▶ [Activity]: Search the records below for the word "STATE". Copy each line where it occurs.

Interface dataset entries:

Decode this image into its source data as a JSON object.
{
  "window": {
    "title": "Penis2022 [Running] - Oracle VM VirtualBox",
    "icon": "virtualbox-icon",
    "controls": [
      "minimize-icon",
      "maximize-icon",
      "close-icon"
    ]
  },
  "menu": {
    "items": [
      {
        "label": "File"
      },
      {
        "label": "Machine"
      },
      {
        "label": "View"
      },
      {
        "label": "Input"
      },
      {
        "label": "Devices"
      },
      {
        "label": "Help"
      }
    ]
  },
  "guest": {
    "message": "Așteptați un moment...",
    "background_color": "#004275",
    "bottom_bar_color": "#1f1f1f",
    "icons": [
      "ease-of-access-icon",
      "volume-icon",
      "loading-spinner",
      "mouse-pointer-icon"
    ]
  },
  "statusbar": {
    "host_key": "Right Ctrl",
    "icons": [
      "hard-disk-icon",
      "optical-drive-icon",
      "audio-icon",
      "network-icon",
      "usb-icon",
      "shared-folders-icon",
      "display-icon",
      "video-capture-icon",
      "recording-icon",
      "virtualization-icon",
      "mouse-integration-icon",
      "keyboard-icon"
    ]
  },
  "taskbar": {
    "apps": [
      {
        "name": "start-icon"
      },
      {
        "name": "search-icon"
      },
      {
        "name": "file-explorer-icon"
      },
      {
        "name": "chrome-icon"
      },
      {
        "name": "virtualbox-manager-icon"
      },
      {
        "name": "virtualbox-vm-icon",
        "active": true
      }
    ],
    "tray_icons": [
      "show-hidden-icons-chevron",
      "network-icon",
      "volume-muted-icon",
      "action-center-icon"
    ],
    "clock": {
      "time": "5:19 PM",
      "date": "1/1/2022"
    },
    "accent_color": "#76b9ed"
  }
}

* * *

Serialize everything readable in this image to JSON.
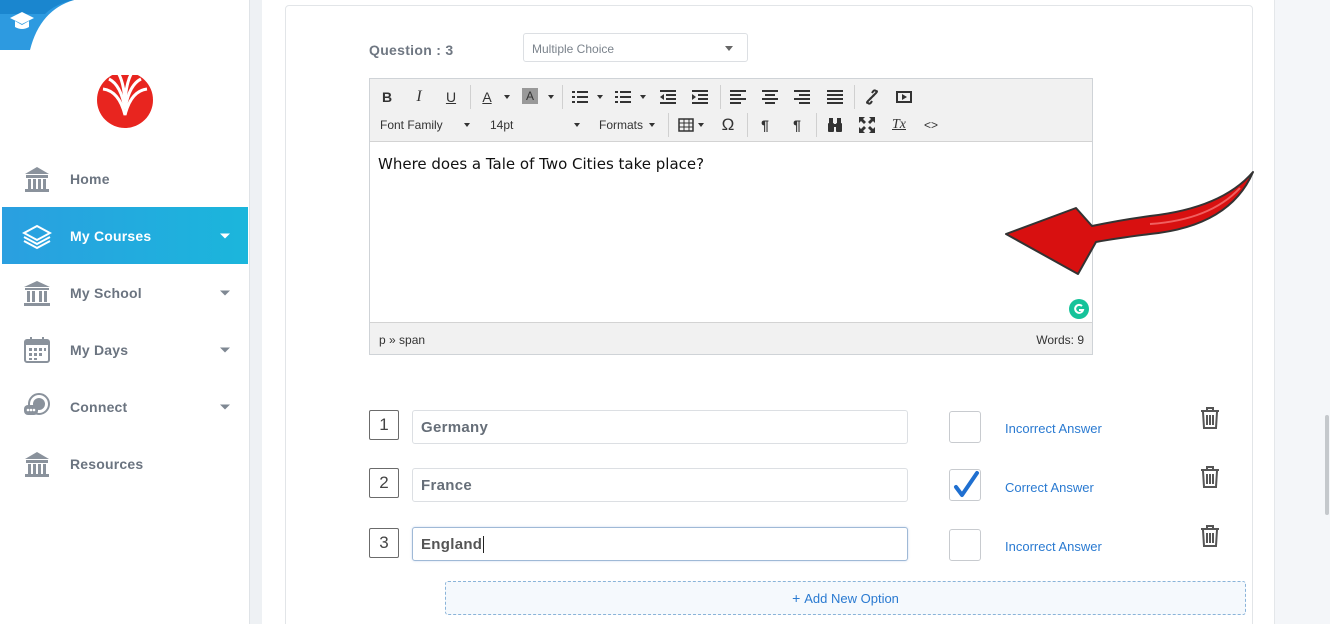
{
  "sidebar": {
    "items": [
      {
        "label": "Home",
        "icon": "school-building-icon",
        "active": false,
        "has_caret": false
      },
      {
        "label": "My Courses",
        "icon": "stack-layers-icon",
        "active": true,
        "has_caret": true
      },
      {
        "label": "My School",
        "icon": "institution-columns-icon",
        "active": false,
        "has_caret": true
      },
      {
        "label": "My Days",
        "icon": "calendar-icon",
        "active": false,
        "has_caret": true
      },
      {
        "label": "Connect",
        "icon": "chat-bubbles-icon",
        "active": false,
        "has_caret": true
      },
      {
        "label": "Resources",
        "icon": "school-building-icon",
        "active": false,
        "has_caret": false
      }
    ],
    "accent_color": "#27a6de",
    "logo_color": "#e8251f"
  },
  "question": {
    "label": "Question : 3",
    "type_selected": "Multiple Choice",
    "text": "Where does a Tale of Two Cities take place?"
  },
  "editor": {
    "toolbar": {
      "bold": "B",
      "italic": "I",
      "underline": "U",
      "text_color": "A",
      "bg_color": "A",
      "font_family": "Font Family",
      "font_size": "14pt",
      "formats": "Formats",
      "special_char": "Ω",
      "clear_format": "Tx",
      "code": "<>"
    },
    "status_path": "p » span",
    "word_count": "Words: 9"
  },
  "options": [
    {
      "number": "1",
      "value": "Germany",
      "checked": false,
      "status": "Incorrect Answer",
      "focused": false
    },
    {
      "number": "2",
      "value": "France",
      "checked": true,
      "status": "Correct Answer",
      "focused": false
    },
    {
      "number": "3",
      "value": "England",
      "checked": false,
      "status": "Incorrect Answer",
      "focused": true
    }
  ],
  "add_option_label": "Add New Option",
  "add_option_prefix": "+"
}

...

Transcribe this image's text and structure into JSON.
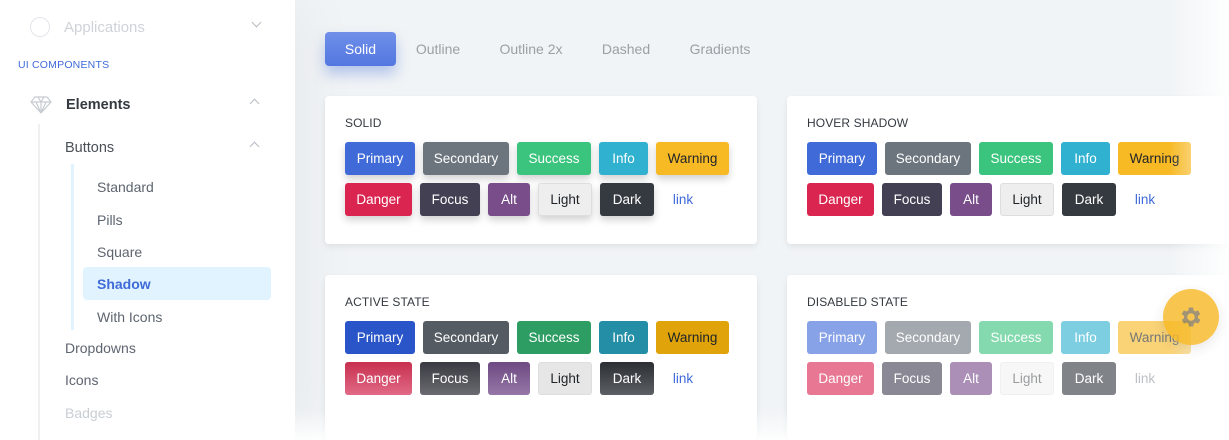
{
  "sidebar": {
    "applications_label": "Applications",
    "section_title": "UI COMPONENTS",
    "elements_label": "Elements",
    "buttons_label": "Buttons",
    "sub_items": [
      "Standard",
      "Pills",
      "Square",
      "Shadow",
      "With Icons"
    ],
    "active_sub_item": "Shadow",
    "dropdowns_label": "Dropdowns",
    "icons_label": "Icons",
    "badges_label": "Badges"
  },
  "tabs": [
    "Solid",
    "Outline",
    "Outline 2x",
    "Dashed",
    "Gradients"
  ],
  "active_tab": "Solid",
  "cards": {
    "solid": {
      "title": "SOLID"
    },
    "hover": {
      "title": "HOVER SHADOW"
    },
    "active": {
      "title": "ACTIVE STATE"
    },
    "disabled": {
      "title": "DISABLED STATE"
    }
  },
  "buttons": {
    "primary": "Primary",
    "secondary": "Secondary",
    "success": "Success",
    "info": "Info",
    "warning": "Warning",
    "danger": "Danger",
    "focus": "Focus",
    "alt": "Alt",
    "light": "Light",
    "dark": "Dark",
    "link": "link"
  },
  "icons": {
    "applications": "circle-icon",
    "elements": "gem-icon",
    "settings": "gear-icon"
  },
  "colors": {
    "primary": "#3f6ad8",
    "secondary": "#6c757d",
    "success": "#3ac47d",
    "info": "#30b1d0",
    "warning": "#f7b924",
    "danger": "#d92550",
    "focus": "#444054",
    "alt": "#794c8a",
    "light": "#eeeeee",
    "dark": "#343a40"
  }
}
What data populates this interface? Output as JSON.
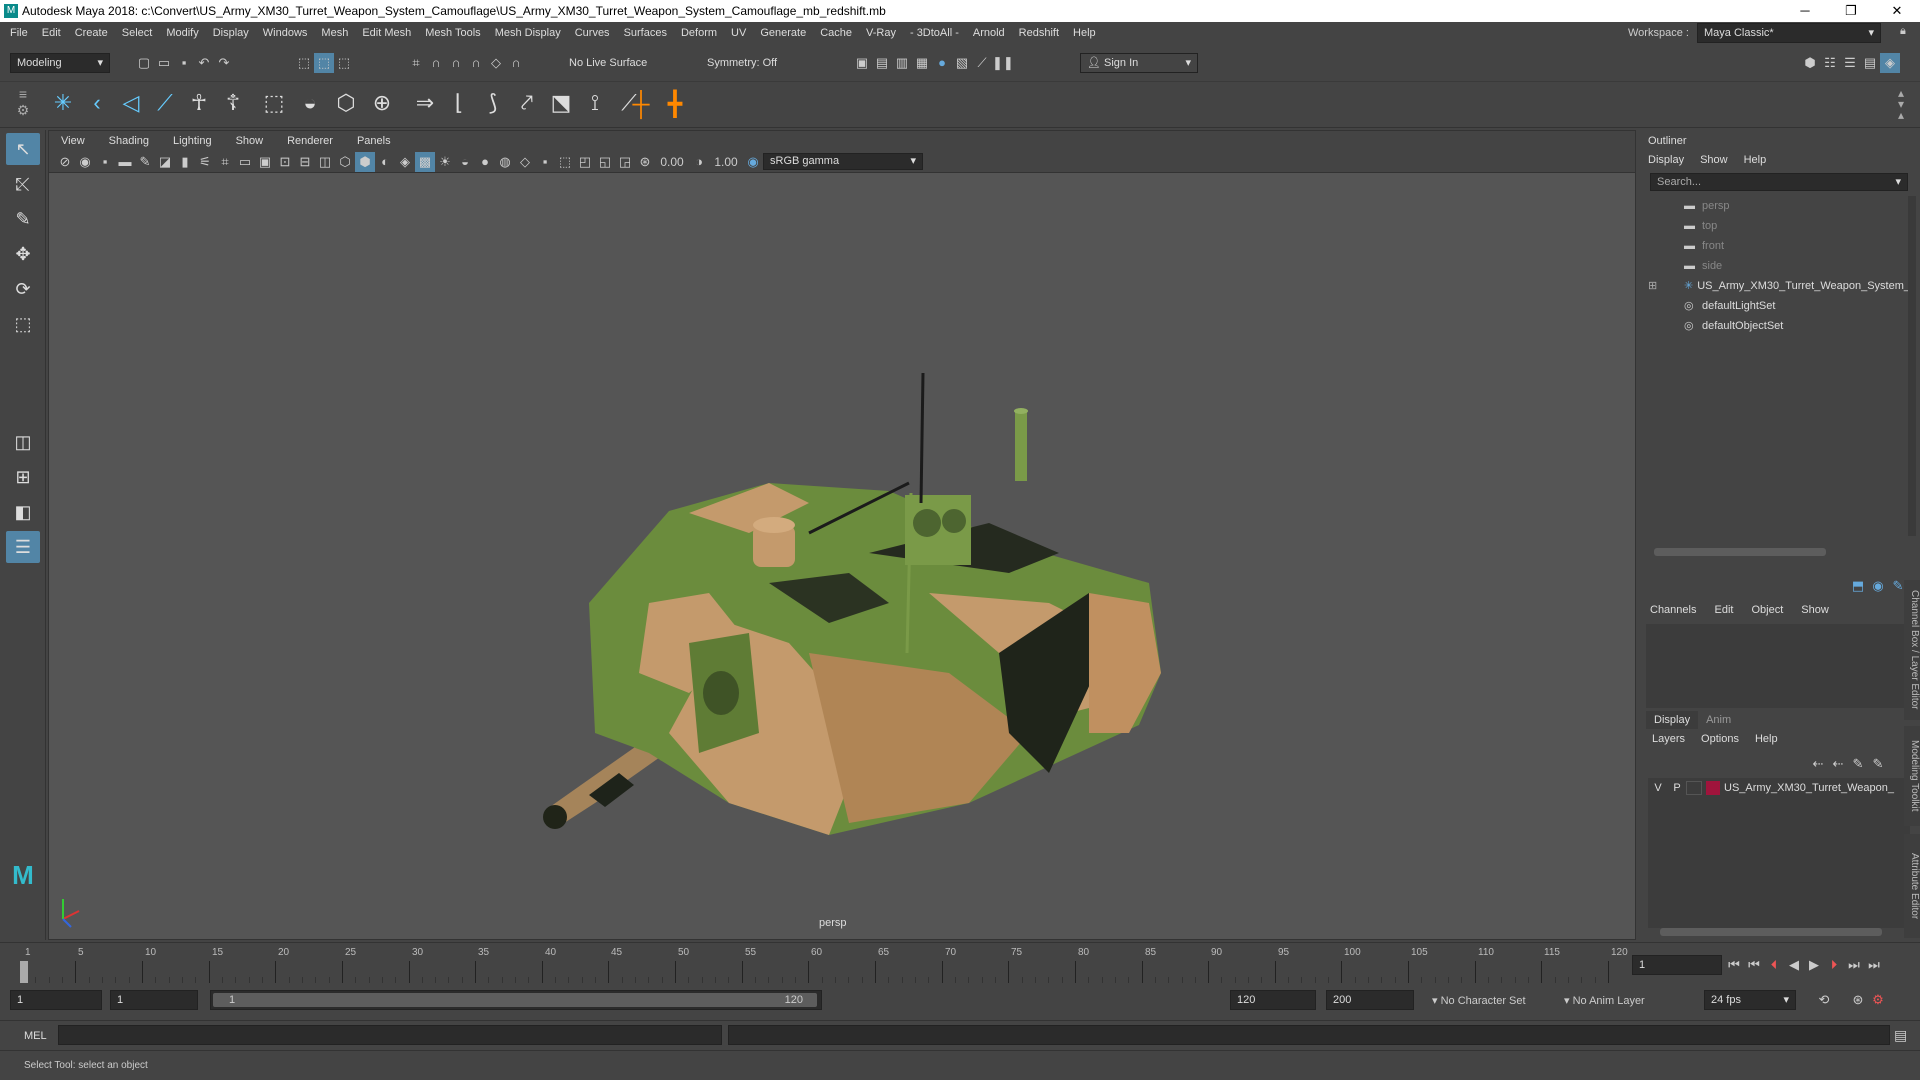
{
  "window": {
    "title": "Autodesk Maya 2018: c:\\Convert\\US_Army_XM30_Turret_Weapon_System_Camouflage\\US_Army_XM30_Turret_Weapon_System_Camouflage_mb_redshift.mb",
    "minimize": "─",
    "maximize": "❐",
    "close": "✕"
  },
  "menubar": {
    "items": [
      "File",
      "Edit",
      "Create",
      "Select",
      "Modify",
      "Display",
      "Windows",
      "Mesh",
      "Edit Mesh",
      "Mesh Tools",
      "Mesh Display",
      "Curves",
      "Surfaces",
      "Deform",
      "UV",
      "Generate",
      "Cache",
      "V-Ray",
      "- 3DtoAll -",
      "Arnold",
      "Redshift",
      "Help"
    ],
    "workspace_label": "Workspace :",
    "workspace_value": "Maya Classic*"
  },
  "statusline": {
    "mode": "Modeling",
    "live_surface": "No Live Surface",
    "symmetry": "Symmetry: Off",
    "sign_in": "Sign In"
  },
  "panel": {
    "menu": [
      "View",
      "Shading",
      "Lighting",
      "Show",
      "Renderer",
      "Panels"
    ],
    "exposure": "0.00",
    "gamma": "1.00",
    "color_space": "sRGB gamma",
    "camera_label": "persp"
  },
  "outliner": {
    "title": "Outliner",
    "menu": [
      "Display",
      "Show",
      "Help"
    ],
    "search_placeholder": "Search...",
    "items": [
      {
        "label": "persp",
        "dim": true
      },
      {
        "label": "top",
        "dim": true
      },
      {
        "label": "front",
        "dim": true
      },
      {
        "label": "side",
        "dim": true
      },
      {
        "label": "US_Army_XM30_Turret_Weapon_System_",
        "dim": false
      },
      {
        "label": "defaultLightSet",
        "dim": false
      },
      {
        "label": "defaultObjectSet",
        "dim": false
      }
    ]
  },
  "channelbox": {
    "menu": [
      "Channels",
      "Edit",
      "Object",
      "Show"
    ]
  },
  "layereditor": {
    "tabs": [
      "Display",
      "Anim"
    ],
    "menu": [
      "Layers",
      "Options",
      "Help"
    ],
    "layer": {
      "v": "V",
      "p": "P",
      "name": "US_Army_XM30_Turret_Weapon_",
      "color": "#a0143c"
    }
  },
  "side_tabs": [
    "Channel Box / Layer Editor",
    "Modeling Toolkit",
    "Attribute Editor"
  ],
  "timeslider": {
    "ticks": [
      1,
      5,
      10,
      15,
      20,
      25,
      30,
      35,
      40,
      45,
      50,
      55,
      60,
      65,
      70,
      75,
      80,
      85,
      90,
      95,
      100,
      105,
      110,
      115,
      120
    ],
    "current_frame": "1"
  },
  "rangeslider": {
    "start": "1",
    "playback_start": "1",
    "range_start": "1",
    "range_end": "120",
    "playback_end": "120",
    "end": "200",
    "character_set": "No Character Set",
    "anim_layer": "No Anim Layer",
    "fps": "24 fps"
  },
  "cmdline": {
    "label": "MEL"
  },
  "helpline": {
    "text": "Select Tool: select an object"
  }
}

▶ [Task output]:
      "title": "ACTIVE STATE"
      "title": "DISABLED STATE"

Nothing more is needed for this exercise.